Go through the records below and report each line with "JSON" in it.
▶
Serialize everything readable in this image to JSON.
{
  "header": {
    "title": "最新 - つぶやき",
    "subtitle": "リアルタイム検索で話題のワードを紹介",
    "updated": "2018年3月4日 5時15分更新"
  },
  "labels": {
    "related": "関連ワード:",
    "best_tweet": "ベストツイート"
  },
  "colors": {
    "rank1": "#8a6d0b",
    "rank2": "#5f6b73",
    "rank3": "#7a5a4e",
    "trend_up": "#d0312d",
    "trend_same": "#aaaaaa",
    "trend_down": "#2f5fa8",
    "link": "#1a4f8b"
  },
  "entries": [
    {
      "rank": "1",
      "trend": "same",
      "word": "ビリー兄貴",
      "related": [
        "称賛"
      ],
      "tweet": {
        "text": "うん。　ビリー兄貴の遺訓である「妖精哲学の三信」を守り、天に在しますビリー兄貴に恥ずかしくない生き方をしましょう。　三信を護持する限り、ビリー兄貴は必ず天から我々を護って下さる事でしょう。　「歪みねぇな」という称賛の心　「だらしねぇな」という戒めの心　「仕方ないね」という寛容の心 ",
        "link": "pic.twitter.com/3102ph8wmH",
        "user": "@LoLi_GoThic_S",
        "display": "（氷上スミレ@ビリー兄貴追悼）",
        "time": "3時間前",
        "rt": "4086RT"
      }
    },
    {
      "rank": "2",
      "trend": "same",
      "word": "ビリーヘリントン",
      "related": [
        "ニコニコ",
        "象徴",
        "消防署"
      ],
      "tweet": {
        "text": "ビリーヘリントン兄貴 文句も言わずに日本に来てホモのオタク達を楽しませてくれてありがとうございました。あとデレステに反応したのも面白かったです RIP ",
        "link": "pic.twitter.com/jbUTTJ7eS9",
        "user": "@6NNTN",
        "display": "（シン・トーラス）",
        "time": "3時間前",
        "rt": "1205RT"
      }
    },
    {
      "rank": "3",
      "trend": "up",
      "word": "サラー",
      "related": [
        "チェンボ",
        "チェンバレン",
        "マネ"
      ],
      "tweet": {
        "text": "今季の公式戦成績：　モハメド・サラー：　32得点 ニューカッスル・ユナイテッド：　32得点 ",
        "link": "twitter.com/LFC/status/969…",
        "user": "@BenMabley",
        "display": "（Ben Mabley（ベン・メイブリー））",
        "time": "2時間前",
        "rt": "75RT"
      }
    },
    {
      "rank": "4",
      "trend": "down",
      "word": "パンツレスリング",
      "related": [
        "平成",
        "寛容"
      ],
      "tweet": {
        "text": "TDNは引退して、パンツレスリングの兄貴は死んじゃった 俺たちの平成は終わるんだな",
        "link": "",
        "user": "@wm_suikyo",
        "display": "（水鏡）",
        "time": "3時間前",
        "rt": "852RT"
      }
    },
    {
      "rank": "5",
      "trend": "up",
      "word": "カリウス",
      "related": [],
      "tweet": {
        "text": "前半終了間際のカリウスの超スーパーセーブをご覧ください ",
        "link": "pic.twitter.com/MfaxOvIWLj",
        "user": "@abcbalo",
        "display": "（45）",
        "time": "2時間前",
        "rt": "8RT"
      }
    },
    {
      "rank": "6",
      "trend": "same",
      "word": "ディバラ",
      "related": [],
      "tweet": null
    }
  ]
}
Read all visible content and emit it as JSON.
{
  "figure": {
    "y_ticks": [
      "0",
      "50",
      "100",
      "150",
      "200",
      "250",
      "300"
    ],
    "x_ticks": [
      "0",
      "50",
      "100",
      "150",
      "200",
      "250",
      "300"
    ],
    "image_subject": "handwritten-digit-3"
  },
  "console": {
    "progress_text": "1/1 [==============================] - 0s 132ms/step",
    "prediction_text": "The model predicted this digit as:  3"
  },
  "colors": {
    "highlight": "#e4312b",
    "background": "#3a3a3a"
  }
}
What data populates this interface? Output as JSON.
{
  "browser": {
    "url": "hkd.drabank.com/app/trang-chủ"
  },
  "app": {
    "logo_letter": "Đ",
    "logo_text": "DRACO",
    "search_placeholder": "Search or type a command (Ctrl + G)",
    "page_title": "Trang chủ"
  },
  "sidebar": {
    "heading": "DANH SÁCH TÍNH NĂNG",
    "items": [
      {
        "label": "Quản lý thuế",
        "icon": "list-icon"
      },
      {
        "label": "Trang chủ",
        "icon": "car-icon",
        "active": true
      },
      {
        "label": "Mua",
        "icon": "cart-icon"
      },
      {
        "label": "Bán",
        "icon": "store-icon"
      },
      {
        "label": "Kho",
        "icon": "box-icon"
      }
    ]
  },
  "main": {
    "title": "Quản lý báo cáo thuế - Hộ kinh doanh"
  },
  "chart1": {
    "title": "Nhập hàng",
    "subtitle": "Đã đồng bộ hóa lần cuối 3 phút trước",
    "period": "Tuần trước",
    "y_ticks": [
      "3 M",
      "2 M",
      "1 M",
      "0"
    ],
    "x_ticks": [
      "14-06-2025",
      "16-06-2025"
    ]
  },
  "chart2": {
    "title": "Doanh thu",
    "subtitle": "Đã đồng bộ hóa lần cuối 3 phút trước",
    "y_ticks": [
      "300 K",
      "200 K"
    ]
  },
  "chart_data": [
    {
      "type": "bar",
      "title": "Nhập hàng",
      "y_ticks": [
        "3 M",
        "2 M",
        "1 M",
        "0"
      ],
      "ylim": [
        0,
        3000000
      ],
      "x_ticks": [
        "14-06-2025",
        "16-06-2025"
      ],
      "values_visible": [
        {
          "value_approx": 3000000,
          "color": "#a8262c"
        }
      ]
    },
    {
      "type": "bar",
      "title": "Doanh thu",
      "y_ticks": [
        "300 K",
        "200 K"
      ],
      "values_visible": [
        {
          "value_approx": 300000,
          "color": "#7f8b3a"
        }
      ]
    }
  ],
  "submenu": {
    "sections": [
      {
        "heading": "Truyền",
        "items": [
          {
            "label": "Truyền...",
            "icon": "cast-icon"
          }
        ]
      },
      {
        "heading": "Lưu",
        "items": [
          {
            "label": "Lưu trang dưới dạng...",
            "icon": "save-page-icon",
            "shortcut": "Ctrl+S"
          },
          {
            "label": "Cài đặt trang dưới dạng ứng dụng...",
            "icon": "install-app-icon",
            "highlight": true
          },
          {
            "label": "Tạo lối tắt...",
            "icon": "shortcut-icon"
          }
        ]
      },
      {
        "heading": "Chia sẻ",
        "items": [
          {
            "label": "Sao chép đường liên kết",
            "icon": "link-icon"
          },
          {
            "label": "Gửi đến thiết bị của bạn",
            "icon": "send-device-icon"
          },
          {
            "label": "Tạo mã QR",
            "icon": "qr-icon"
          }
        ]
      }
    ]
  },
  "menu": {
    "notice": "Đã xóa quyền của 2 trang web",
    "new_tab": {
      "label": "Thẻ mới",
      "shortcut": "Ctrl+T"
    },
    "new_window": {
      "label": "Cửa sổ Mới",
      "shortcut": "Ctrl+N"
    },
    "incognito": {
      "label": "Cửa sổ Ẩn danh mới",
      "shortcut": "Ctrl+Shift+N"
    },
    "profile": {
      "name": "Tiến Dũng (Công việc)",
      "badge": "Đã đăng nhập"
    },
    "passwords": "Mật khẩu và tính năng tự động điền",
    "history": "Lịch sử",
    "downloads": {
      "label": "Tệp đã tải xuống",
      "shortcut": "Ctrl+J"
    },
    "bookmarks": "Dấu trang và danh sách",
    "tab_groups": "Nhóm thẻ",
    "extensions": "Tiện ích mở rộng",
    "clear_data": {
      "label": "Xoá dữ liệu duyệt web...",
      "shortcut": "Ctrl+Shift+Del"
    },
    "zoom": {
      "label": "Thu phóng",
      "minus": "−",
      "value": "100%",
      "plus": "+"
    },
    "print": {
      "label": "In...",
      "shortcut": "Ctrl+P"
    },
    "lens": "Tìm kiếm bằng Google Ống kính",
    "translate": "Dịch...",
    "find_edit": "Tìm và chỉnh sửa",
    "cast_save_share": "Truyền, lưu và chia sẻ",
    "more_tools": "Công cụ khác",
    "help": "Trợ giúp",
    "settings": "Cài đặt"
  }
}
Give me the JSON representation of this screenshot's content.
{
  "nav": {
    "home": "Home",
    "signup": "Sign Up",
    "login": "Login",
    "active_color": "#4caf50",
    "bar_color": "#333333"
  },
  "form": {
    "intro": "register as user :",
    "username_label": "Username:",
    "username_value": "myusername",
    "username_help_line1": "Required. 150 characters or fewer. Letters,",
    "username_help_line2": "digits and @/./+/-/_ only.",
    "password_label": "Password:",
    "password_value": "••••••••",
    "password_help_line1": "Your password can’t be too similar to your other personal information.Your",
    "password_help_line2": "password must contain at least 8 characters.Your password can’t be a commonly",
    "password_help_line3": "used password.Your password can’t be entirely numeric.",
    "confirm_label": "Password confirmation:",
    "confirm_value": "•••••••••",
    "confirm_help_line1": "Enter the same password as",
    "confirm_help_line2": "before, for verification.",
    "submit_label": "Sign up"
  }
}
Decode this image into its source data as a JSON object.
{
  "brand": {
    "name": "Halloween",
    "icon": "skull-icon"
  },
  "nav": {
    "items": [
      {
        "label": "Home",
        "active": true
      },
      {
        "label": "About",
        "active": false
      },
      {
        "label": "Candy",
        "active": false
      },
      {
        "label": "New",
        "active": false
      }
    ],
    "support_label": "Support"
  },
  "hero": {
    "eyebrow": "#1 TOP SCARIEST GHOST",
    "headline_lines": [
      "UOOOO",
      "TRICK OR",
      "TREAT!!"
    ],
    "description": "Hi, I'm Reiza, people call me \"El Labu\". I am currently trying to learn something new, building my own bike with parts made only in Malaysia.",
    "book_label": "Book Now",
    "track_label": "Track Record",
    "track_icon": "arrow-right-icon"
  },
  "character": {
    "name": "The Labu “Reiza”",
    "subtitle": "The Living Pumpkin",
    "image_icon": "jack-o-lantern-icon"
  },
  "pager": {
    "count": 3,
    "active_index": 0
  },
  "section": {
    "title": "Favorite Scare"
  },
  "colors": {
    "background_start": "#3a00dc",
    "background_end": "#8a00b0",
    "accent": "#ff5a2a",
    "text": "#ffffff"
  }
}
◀
Exercise response —
Serialize everything readable in this image to JSON.
Read all visible content and emit it as JSON.
What data populates this interface? Output as JSON.
Give me the JSON representation of this screenshot's content.
Decode this image into its source data as a JSON object.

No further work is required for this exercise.